**WORK INSTRUCTIONS:** Could you say how many lines in the entries contain the string "required"? Give only that number.

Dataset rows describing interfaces

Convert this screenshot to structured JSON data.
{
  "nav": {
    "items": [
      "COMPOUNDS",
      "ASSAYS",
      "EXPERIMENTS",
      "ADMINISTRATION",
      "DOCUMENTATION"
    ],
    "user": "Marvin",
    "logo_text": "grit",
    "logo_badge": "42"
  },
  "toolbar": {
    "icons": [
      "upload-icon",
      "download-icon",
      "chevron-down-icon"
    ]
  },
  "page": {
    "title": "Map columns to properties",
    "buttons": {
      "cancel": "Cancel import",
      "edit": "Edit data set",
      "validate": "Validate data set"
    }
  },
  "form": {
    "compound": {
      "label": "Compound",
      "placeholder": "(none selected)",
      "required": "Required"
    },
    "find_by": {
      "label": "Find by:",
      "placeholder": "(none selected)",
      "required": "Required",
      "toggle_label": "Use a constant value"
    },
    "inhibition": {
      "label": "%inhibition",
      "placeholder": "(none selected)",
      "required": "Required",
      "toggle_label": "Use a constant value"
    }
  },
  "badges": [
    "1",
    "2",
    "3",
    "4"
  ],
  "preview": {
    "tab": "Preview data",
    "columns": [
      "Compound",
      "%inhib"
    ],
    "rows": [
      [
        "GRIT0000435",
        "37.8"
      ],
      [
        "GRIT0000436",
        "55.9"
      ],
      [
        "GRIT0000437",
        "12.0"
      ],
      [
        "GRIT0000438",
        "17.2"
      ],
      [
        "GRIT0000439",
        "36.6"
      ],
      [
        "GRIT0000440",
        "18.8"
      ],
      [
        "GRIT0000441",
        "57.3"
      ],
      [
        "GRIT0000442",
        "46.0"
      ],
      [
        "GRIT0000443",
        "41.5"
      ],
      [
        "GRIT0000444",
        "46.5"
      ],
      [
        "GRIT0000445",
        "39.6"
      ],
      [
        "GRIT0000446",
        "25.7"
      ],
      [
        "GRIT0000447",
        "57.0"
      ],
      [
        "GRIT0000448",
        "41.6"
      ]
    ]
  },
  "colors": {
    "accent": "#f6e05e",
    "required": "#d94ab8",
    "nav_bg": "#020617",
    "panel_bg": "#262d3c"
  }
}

**TASK RESULT:** 4